**Your instructions:**
Repeat the listing that follows, character for character, minus the pictures.

**Data for analysis:**
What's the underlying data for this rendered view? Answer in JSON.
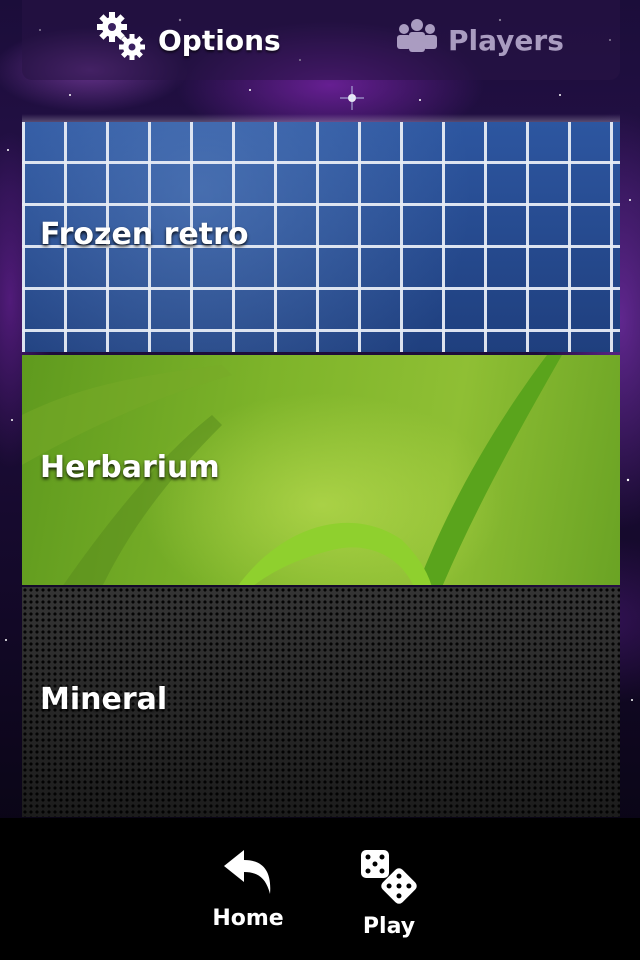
{
  "tabs": {
    "options": {
      "label": "Options",
      "icon": "gears-icon",
      "active": true
    },
    "players": {
      "label": "Players",
      "icon": "people-icon",
      "active": false
    }
  },
  "themes": [
    {
      "label": "Frozen retro",
      "style": "blue-tiles"
    },
    {
      "label": "Herbarium",
      "style": "green-grass"
    },
    {
      "label": "Mineral",
      "style": "dark-metal"
    }
  ],
  "toolbar": {
    "home": {
      "label": "Home",
      "icon": "back-arrow-icon"
    },
    "play": {
      "label": "Play",
      "icon": "dice-icon"
    }
  },
  "colors": {
    "background": "#1b0d3a",
    "accent": "#8a3fc8",
    "text": "#ffffff"
  }
}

**Solution:**
What's the underlying data for this rendered view? Answer in JSON.
{
  "tabs": {
    "options": {
      "label": "Options",
      "icon": "gears-icon",
      "active": true
    },
    "players": {
      "label": "Players",
      "icon": "people-icon",
      "active": false
    }
  },
  "themes": [
    {
      "label": "Frozen retro",
      "style": "blue-tiles"
    },
    {
      "label": "Herbarium",
      "style": "green-grass"
    },
    {
      "label": "Mineral",
      "style": "dark-metal"
    }
  ],
  "toolbar": {
    "home": {
      "label": "Home",
      "icon": "back-arrow-icon"
    },
    "play": {
      "label": "Play",
      "icon": "dice-icon"
    }
  },
  "colors": {
    "background": "#1b0d3a",
    "accent": "#8a3fc8",
    "text": "#ffffff"
  }
}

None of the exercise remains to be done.